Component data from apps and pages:
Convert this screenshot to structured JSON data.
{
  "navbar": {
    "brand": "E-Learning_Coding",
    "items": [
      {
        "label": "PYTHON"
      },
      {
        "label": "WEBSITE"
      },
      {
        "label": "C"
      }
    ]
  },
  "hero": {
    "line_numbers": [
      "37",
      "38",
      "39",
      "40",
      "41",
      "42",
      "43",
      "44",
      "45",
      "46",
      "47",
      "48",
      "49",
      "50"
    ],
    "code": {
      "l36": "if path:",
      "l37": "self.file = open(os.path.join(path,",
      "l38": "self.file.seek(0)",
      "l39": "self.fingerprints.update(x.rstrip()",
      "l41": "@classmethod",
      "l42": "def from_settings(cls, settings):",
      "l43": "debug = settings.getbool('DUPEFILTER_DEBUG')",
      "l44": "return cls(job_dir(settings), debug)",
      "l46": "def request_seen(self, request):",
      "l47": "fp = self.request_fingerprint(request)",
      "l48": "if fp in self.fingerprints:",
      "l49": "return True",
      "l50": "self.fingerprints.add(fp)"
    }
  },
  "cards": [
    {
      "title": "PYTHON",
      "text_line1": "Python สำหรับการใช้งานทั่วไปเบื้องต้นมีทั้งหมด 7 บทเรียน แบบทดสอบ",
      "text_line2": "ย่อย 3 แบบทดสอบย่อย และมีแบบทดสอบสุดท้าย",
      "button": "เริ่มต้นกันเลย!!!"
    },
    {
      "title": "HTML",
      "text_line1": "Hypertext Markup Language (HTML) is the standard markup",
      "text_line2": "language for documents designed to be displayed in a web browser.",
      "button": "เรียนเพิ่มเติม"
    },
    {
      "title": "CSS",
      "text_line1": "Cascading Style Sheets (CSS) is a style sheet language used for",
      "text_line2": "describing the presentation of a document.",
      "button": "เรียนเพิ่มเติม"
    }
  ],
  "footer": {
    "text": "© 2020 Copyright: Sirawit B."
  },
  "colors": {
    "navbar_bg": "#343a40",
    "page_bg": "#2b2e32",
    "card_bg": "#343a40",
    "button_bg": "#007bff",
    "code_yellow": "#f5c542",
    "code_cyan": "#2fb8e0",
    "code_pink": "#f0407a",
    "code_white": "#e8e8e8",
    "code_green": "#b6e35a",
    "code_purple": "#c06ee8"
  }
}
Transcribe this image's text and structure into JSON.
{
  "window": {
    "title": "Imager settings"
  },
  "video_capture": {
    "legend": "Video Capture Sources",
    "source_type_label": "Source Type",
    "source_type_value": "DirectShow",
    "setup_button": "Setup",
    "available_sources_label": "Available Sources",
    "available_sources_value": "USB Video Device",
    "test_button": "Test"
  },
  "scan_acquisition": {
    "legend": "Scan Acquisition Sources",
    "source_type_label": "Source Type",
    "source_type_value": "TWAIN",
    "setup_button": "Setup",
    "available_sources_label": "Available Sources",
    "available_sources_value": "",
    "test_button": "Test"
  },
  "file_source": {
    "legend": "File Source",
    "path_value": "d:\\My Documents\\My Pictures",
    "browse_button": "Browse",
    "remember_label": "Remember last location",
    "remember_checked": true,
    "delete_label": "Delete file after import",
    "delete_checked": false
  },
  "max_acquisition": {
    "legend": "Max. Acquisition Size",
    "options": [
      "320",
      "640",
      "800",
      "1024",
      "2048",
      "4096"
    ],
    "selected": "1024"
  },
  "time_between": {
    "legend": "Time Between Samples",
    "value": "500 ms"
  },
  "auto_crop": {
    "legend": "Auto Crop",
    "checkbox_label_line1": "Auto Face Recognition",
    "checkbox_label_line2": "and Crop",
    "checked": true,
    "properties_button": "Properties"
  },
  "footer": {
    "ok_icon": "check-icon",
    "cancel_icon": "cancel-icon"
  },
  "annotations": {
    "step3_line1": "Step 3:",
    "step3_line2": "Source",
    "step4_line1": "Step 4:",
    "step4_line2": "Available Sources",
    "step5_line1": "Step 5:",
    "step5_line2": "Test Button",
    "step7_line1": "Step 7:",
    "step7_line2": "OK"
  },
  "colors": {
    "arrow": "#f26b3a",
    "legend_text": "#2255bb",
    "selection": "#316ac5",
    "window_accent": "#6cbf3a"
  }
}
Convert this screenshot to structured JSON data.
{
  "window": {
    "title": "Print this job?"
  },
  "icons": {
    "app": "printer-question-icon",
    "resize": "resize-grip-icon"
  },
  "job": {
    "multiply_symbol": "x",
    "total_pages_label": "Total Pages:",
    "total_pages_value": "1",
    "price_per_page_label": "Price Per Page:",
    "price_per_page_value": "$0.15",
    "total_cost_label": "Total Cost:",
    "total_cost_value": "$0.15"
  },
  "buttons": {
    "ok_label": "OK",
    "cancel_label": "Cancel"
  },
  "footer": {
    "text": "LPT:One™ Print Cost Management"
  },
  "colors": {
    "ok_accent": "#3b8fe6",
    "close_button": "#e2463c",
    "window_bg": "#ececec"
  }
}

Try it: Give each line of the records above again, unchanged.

Your response:
Convert this screenshot to structured JSON data.
{
  "navbar": {
    "brand": "E-Learning_Coding",
    "items": [
      {
        "label": "PYTHON"
      },
      {
        "label": "WEBSITE"
      },
      {
        "label": "C"
      }
    ]
  },
  "hero": {
    "line_numbers": [
      "37",
      "38",
      "39",
      "40",
      "41",
      "42",
      "43",
      "44",
      "45",
      "46",
      "47",
      "48",
      "49",
      "50"
    ],
    "code": {
      "l36": "if path:",
      "l37": "self.file = open(os.path.join(path,",
      "l38": "self.file.seek(0)",
      "l39": "self.fingerprints.update(x.rstrip()",
      "l41": "@classmethod",
      "l42": "def from_settings(cls, settings):",
      "l43": "debug = settings.getbool('DUPEFILTER_DEBUG')",
      "l44": "return cls(job_dir(settings), debug)",
      "l46": "def request_seen(self, request):",
      "l47": "fp = self.request_fingerprint(request)",
      "l48": "if fp in self.fingerprints:",
      "l49": "return True",
      "l50": "self.fingerprints.add(fp)"
    }
  },
  "cards": [
    {
      "title": "PYTHON",
      "text_line1": "Python สำหรับการใช้งานทั่วไปเบื้องต้นมีทั้งหมด 7 บทเรียน แบบทดสอบ",
      "text_line2": "ย่อย 3 แบบทดสอบย่อย และมีแบบทดสอบสุดท้าย",
      "button": "เริ่มต้นกันเลย!!!"
    },
    {
      "title": "HTML",
      "text_line1": "Hypertext Markup Language (HTML) is the standard markup",
      "text_line2": "language for documents designed to be displayed in a web browser.",
      "button": "เรียนเพิ่มเติม"
    },
    {
      "title": "CSS",
      "text_line1": "Cascading Style Sheets (CSS) is a style sheet language used for",
      "text_line2": "describing the presentation of a document.",
      "button": "เรียนเพิ่มเติม"
    }
  ],
  "footer": {
    "text": "© 2020 Copyright: Sirawit B."
  },
  "colors": {
    "navbar_bg": "#343a40",
    "page_bg": "#2b2e32",
    "card_bg": "#343a40",
    "button_bg": "#007bff",
    "code_yellow": "#f5c542",
    "code_cyan": "#2fb8e0",
    "code_pink": "#f0407a",
    "code_white": "#e8e8e8",
    "code_green": "#b6e35a",
    "code_purple": "#c06ee8"
  }
}
Transcribe this image's text and structure into JSON.
{
  "window": {
    "title": "Imager settings"
  },
  "video_capture": {
    "legend": "Video Capture Sources",
    "source_type_label": "Source Type",
    "source_type_value": "DirectShow",
    "setup_button": "Setup",
    "available_sources_label": "Available Sources",
    "available_sources_value": "USB Video Device",
    "test_button": "Test"
  },
  "scan_acquisition": {
    "legend": "Scan Acquisition Sources",
    "source_type_label": "Source Type",
    "source_type_value": "TWAIN",
    "setup_button": "Setup",
    "available_sources_label": "Available Sources",
    "available_sources_value": "",
    "test_button": "Test"
  },
  "file_source": {
    "legend": "File Source",
    "path_value": "d:\\My Documents\\My Pictures",
    "browse_button": "Browse",
    "remember_label": "Remember last location",
    "remember_checked": true,
    "delete_label": "Delete file after import",
    "delete_checked": false
  },
  "max_acquisition": {
    "legend": "Max. Acquisition Size",
    "options": [
      "320",
      "640",
      "800",
      "1024",
      "2048",
      "4096"
    ],
    "selected": "1024"
  },
  "time_between": {
    "legend": "Time Between Samples",
    "value": "500 ms"
  },
  "auto_crop": {
    "legend": "Auto Crop",
    "checkbox_label_line1": "Auto Face Recognition",
    "checkbox_label_line2": "and Crop",
    "checked": true,
    "properties_button": "Properties"
  },
  "footer": {
    "ok_icon": "check-icon",
    "cancel_icon": "cancel-icon"
  },
  "annotations": {
    "step3_line1": "Step 3:",
    "step3_line2": "Source",
    "step4_line1": "Step 4:",
    "step4_line2": "Available Sources",
    "step5_line1": "Step 5:",
    "step5_line2": "Test Button",
    "step7_line1": "Step 7:",
    "step7_line2": "OK"
  },
  "colors": {
    "arrow": "#f26b3a",
    "legend_text": "#2255bb",
    "selection": "#316ac5",
    "window_accent": "#6cbf3a"
  }
}
Convert this screenshot to structured JSON data.
{
  "window": {
    "title": "Print this job?"
  },
  "icons": {
    "app": "printer-question-icon",
    "resize": "resize-grip-icon"
  },
  "job": {
    "multiply_symbol": "x",
    "total_pages_label": "Total Pages:",
    "total_pages_value": "1",
    "price_per_page_label": "Price Per Page:",
    "price_per_page_value": "$0.15",
    "total_cost_label": "Total Cost:",
    "total_cost_value": "$0.15"
  },
  "buttons": {
    "ok_label": "OK",
    "cancel_label": "Cancel"
  },
  "footer": {
    "text": "LPT:One™ Print Cost Management"
  },
  "colors": {
    "ok_accent": "#3b8fe6",
    "close_button": "#e2463c",
    "window_bg": "#ececec"
  }
}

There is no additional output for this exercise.